This case was brought on behalf of individuals who live on or near a property owned by a company called CTS, which manufactured electronics parts, and who have been and continue to be exposed to toxins left behind by CTS. Before the U.S. Supreme Court, this case presented the question whether Congress intended the discovery rule in the Comprehensive Environmental Response, Compensation and Liability Act, 42 U.S.C. § 9658, to apply to all less favorable limitations periods in state statutes of limitations, including provisions within state statutes of limitations that can be characterized as statutes of repose. Serving as co-counsel in the Supreme Court, we argued that section 9658 preempts the repose provision in the applicable North Carolina statute.
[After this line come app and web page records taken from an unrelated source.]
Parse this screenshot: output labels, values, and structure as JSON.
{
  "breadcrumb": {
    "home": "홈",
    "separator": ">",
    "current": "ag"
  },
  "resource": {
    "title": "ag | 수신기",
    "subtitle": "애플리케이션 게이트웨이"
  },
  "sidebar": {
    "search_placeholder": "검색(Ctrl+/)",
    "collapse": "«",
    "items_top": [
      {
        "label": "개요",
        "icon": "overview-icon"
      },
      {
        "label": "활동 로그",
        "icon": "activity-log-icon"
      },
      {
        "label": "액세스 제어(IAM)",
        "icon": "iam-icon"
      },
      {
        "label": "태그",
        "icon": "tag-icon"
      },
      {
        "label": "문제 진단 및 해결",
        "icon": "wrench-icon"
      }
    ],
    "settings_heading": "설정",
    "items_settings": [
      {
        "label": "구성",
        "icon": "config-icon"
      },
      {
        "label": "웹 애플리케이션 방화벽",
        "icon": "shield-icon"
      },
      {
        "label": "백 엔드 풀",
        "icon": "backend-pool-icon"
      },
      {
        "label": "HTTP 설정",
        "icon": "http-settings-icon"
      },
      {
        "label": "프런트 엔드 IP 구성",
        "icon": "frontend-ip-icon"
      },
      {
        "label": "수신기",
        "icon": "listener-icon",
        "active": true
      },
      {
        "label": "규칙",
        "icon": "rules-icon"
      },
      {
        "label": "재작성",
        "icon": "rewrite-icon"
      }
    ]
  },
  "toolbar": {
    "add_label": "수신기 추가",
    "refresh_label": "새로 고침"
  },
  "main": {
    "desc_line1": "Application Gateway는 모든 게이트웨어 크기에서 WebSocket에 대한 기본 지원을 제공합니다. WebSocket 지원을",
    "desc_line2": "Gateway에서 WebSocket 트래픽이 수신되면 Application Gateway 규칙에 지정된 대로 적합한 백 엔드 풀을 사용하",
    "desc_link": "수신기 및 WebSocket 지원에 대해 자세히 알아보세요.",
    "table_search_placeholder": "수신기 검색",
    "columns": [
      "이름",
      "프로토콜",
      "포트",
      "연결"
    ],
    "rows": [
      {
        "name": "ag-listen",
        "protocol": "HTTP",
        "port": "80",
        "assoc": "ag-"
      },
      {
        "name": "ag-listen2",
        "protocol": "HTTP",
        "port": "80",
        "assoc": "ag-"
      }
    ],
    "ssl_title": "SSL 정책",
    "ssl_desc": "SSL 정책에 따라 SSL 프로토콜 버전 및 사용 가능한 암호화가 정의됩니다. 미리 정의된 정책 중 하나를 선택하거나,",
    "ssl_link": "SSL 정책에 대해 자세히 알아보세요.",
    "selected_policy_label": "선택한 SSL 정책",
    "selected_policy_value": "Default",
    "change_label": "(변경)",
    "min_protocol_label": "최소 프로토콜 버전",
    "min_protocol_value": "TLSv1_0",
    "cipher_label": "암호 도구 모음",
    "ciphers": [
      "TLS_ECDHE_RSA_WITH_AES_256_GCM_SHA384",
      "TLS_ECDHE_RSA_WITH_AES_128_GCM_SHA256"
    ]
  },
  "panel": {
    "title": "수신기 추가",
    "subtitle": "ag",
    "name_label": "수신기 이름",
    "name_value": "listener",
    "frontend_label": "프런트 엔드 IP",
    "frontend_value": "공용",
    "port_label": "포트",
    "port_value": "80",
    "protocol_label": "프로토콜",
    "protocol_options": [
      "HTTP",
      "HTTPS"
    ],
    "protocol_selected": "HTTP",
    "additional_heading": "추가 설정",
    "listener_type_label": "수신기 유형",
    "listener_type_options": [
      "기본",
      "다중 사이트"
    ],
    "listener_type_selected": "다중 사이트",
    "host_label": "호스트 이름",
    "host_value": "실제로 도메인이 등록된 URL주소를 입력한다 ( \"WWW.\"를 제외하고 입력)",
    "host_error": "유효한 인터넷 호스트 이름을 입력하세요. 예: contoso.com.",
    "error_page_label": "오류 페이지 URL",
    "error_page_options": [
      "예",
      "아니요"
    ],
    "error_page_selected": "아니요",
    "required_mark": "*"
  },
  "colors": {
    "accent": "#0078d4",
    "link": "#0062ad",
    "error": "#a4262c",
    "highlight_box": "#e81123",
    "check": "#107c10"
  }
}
The Court ruled in favor of CTS. In response, the North Carolina legislature amended its statute to make clear that the repose provision does not bar an action for property damages caused or contributed to by groundwater contaminated by a hazardous substance, pollutant, or contaminant.